Siege of Al-Karak (1183)
|Siege of Kerak|
|Part of Crusades|
|Kingdom of Jerusalem||Ayyubids|
|Commanders and leaders|
|Raynald of Châtillon
King Baldwin IV of Jerusalem
Sheref ad-Din Barghosh †
|8,000 men||22,000 men|
|Casualties and losses|
Kerak was the stronghold of Raynald of Châtillon, Lord of Oultrejordain, 124 km south of Amman. The fortress was built in 1142 by Pagan the Butler, Lord of Montreal. While Raynald ruled, several truces existed between the Christian and Muslim states in the Holy Land, none of which he made any qualms about breaking. The last straw came in 1183 when he organized an expedition around the Red Sea. He captured the town of Aqaba, giving him a base of operations against Islam's holiest city, Mecca. Saladin, the leader of the Muslim forces, could not tolerate this and moved against Raynald's stronghold.
Siege and relief
The Muslims had sought to take Kerak for several years, but now they stretched its defenses to the breaking point. At one point, nine catapults were bombarding the walls and inhabitants within.
Inside the walls, a royal marriage was taking place. Humphrey IV of Toron, Raynald's stepson and heir, was to take the hand of Isabella of Jerusalem, the King's half sister.
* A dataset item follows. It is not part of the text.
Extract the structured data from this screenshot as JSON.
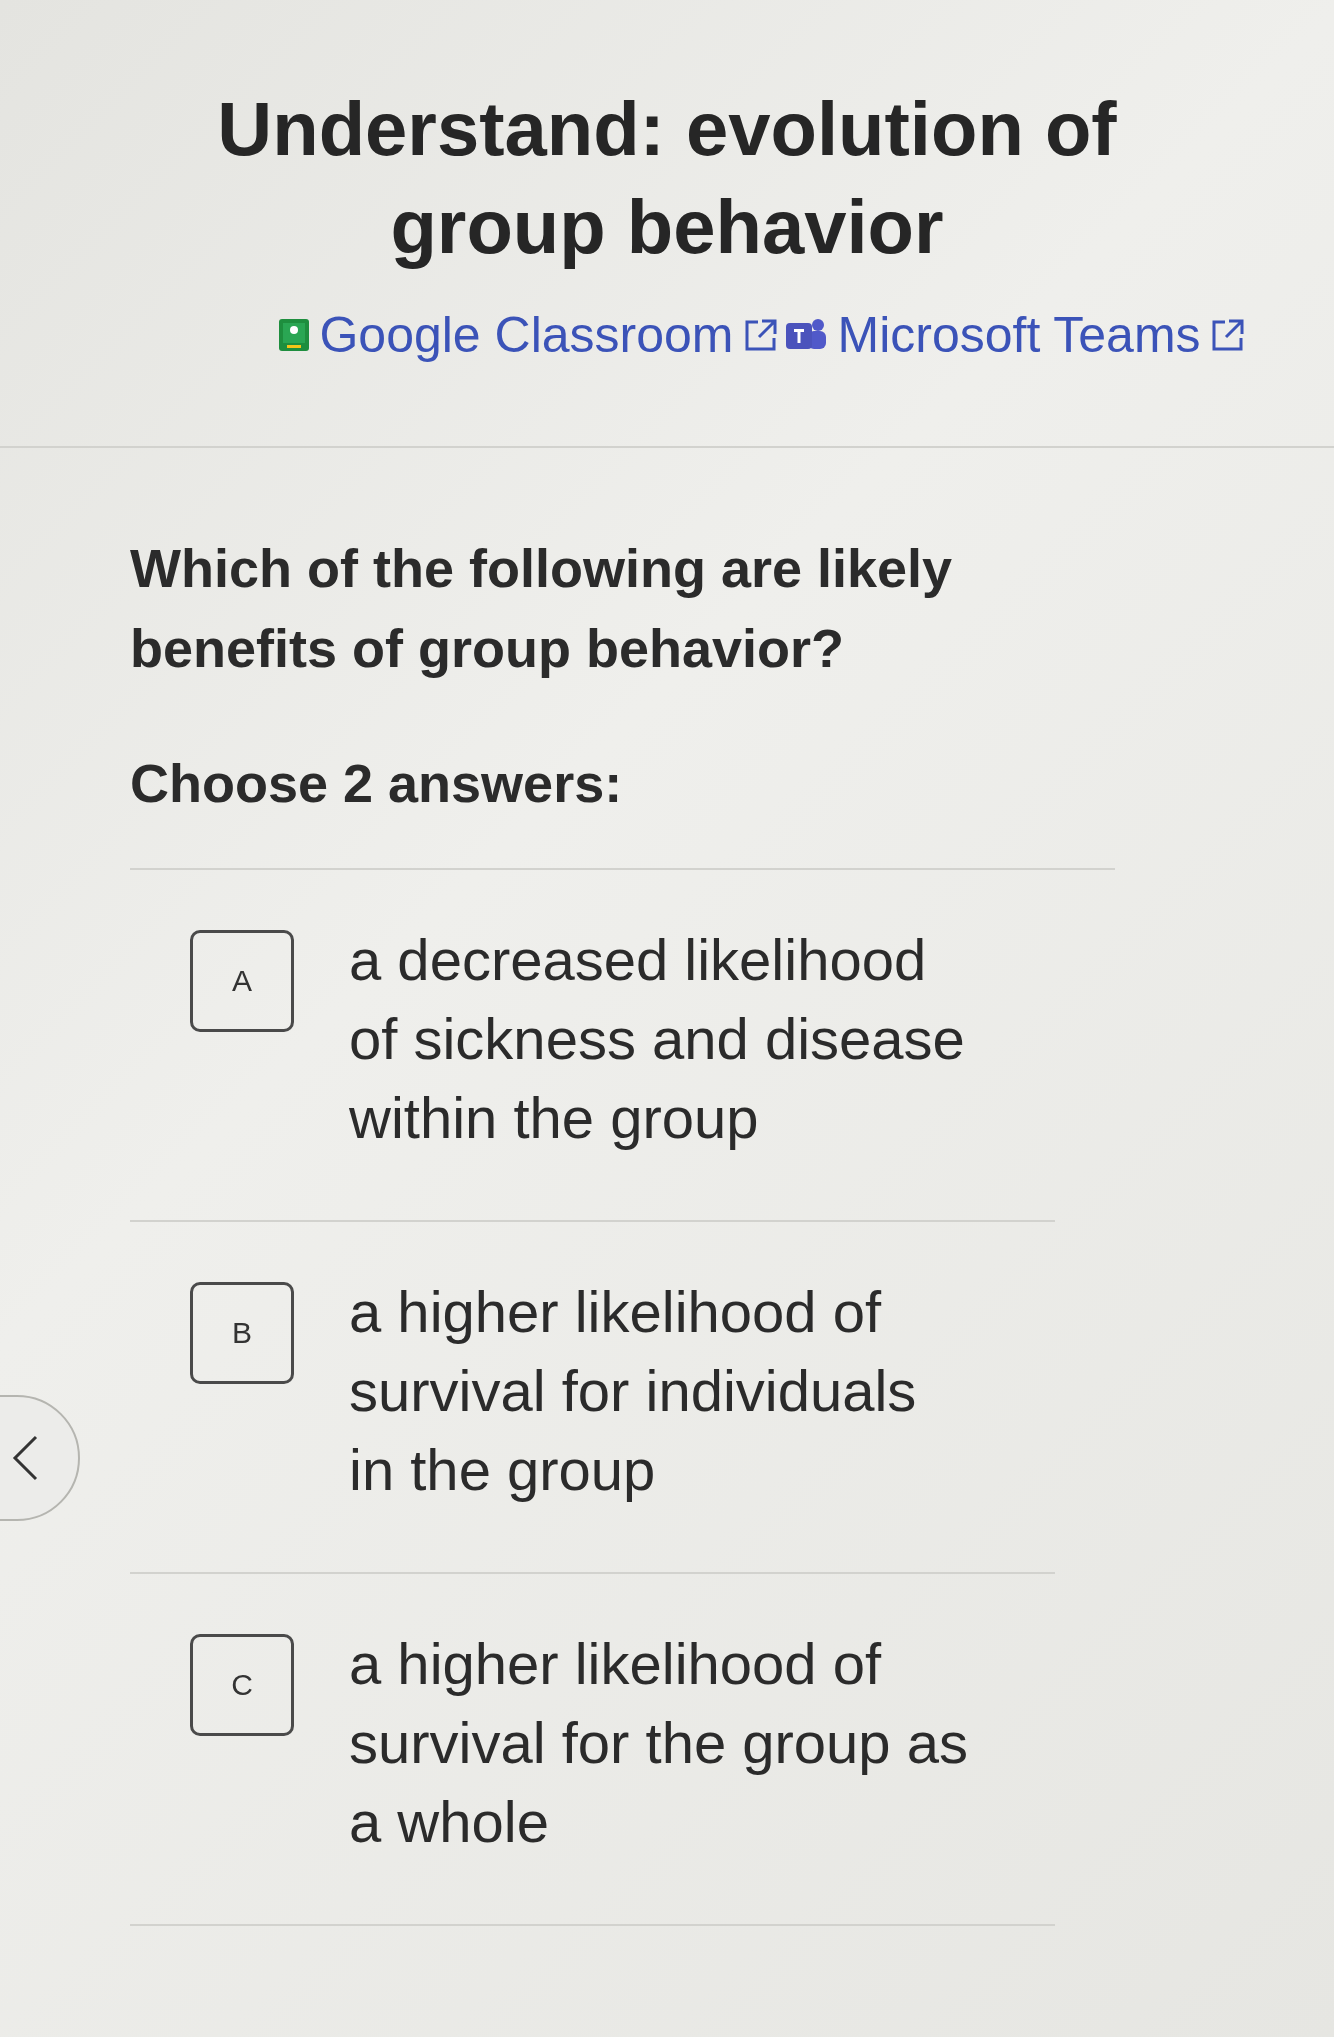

As the wedding ceremonies continued, Saladin instructed his troops to avoid bombarding the young couple's quarters, but pressure on Kerak continued. Messengers managed to escape the town and take word to the King, Baldwin IV.
Baldwin immediately marched with a relief force, accompanied by his regent, Raymond III of Tripoli. Although suffering from leprosy since childhood, Baldwin's determination to frustrate Saladin's attempt was such that he led personally, although he had to be carried on a stretcher. The Christian forces arrived while Saladin was still struggling against the heavy fortifications. Knowing he risked being crushed between the royal army and the walls of Kerak, he lifted the siege.
Saladin returned to Kerak again in 1184, with the same result. Kerak remained a Crusader stronghold and a symbol of the West's grip in the region until falling to Muslim control in 1188. The next time the Crusaders had to contend with a major siege, it was at the walls of Jerusalem itself.
The motion picture Kingdom of Heaven contains a fictional portrayal of the siege, in which the Knights of Ibelin and the Ayyubids engage in battle. In the film, the Knights attacked so defenseless citizens could retreat to Raynald's castle. The film portrayed the siege not taking place. Instead, King Baldwin IV and Saladin managed to talk it out with no actual battle taking place. Baldwin IV ended up punishing Raynald for breaking the truce (with Saladin) by attacking a Muslim caravan.